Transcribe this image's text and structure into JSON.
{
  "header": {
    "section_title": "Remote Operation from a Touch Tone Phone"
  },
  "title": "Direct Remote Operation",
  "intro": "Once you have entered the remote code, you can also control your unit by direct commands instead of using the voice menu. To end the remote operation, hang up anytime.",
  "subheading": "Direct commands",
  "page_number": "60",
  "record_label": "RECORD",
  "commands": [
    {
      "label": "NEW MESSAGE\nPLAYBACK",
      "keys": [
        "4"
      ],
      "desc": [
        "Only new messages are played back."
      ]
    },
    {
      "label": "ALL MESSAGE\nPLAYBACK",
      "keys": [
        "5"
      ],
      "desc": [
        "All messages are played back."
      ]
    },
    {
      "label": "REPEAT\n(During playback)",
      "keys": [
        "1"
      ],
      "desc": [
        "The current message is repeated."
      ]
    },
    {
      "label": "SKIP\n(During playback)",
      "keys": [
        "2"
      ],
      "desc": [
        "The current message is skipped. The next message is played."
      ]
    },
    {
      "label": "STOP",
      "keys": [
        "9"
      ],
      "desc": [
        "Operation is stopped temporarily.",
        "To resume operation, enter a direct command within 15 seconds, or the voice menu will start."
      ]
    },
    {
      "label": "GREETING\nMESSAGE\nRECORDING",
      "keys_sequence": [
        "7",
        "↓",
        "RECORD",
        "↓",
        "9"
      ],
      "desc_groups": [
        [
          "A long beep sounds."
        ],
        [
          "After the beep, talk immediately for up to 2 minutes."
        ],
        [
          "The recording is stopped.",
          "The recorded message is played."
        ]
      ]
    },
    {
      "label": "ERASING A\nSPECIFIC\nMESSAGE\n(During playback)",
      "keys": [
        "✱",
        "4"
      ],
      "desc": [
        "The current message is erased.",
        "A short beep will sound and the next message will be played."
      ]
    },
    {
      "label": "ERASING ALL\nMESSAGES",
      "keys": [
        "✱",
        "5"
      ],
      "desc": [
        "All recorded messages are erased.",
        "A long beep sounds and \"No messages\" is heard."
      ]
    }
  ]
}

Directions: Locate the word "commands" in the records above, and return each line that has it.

Answer box:
  "intro": "Once you have entered the remote code, you can also control your unit by direct commands instead of using the voice menu. To end the remote operation, hang up anytime.",
  "subheading": "Direct commands",
  "commands": [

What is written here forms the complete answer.